TASK GOAL >> Write only the number of lines in the data that contain the word "Framework".

Page and application data records >>
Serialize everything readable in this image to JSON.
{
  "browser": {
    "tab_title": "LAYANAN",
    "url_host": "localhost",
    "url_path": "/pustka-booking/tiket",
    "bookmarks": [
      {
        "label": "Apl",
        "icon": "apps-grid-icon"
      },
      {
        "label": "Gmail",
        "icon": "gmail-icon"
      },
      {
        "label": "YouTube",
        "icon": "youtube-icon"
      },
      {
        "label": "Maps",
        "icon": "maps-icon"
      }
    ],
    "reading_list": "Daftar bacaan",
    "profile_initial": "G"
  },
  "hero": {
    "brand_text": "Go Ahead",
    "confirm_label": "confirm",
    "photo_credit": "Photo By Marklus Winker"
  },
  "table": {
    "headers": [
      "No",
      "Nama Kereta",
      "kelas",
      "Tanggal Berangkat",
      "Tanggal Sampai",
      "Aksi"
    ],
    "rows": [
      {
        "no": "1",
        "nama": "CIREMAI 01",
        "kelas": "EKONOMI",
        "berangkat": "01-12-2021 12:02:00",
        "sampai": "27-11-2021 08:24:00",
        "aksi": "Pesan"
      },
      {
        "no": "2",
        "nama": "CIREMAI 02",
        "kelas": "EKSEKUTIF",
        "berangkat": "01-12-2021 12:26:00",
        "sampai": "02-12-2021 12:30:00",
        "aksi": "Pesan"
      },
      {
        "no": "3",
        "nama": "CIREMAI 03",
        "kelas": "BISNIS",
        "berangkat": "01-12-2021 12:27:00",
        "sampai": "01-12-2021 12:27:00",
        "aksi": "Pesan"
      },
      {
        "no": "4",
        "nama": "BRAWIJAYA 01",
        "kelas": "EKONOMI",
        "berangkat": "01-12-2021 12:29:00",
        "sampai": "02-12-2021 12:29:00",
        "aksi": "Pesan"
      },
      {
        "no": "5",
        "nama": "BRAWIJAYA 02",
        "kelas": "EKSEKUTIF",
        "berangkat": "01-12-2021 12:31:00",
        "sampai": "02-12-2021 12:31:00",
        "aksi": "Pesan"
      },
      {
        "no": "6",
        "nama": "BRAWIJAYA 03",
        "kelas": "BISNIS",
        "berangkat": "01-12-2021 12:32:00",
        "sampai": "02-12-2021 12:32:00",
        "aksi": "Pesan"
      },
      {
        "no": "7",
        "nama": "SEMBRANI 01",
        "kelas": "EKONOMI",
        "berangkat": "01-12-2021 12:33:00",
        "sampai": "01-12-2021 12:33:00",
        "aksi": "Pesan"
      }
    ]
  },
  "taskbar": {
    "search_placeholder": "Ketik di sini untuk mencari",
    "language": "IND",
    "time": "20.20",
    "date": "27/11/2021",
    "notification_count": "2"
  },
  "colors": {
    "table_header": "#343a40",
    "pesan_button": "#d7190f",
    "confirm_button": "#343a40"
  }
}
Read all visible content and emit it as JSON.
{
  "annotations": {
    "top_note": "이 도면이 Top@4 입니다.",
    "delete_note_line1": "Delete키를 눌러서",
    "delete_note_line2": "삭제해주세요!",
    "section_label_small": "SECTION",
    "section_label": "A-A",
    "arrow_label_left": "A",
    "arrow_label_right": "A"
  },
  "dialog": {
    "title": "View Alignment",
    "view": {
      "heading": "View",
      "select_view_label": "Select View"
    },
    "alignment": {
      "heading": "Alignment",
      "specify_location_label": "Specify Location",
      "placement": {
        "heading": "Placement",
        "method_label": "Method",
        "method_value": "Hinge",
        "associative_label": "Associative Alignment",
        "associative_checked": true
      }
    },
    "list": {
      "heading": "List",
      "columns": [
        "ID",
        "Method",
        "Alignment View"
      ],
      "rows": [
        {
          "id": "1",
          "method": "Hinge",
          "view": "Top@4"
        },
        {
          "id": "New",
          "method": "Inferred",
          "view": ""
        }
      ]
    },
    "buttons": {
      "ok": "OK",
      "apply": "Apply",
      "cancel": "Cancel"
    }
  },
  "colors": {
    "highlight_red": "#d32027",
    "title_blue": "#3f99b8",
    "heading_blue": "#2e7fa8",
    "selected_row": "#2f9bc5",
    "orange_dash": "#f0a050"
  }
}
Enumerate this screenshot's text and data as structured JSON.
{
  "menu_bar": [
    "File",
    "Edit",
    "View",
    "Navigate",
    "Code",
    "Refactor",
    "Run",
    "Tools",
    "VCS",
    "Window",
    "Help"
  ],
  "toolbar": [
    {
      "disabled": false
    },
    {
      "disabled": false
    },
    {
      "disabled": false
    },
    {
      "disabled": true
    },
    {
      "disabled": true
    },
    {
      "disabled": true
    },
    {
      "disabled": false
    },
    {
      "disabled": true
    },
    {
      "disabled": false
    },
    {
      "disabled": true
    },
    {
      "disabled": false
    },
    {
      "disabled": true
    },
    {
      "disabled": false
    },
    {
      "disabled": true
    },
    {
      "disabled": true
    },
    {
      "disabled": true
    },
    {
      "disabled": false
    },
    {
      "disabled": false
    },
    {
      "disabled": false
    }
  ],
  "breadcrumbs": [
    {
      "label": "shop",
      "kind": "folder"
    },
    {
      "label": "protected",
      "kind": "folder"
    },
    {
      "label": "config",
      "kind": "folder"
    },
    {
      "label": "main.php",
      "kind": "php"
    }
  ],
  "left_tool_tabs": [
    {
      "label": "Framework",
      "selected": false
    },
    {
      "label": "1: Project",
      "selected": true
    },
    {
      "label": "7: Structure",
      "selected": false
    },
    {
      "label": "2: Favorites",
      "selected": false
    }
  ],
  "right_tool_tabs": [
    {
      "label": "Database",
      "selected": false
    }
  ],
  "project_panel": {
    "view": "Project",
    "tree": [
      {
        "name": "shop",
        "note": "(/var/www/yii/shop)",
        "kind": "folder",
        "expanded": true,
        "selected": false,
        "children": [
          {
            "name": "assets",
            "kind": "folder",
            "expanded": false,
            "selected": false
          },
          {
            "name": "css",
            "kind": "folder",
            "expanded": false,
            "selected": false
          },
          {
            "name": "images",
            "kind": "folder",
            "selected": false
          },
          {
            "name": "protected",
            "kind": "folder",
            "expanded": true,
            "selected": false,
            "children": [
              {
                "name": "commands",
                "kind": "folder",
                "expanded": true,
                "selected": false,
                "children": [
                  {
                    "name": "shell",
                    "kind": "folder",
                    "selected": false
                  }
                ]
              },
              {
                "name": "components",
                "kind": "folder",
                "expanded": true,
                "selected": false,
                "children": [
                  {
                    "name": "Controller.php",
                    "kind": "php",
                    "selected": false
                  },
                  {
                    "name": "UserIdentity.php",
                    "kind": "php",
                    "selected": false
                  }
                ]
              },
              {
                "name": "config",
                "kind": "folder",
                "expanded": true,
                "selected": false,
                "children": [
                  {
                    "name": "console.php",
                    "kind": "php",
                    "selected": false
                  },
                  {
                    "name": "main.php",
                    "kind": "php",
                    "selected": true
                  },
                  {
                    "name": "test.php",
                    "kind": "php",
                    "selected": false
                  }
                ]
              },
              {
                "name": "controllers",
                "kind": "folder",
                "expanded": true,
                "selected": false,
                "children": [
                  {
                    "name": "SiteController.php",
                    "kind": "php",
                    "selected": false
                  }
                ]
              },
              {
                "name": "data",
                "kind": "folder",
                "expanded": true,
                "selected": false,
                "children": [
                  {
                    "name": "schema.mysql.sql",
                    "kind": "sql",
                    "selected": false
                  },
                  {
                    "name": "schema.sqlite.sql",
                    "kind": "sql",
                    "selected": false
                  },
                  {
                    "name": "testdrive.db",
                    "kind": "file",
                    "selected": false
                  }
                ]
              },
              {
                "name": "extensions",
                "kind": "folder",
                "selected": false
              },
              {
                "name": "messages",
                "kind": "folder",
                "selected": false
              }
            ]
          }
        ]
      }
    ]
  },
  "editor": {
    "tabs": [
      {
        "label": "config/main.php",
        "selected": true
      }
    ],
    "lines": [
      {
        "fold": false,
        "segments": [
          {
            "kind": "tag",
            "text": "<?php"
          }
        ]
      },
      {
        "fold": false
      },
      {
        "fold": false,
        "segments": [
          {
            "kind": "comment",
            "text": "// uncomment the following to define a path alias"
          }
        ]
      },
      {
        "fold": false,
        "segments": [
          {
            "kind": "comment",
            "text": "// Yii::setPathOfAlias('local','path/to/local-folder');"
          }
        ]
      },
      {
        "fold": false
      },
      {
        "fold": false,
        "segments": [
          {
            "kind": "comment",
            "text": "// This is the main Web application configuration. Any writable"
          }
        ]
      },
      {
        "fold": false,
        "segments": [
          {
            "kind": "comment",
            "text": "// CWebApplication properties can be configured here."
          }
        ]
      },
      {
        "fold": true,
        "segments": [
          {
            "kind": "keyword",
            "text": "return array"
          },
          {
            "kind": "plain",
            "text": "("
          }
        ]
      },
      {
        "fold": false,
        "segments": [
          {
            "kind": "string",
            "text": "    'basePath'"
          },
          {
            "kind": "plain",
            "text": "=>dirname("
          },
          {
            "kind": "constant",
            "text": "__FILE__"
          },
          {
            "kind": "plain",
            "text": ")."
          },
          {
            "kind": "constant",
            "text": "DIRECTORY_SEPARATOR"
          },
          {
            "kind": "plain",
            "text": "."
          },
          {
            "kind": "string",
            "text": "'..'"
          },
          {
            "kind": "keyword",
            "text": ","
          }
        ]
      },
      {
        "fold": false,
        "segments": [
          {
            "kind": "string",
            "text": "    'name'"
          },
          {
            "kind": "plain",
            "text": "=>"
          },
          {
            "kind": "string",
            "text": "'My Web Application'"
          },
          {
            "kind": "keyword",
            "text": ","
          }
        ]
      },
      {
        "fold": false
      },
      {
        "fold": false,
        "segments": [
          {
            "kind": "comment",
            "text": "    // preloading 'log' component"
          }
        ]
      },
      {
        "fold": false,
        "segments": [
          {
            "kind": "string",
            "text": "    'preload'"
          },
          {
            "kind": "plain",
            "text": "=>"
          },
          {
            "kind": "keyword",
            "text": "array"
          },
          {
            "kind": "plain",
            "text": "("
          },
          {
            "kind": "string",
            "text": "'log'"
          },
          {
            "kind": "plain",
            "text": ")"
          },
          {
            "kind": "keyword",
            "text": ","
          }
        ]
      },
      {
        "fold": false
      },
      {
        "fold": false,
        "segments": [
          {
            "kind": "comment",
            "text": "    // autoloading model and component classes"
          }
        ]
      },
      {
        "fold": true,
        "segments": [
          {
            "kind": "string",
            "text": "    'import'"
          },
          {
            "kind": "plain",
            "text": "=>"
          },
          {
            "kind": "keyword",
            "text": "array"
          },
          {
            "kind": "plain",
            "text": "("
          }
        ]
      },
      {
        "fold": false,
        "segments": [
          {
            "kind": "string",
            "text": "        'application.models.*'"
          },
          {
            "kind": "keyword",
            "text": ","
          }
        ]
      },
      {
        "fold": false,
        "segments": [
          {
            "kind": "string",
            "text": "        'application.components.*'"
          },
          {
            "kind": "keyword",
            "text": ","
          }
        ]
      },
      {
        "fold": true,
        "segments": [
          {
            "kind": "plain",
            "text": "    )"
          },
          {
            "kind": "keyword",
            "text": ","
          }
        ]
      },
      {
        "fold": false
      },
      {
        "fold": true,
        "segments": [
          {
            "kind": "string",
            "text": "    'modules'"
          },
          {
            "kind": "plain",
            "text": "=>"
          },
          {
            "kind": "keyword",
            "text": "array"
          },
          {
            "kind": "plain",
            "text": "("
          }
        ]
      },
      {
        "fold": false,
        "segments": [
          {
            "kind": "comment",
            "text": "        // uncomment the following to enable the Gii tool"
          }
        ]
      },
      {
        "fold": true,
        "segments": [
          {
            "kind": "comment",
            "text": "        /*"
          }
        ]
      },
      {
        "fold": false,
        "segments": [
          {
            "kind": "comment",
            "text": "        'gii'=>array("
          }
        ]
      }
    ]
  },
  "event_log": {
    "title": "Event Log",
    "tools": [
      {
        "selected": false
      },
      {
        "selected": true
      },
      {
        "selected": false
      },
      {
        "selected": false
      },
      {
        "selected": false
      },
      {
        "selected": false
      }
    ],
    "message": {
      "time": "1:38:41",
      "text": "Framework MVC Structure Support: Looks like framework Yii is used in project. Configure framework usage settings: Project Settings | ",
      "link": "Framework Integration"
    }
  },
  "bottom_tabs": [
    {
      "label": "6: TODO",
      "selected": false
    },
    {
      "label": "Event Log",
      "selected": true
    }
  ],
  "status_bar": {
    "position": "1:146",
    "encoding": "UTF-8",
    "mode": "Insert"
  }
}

OUTPUT FOR THIS EXERCISE >> 3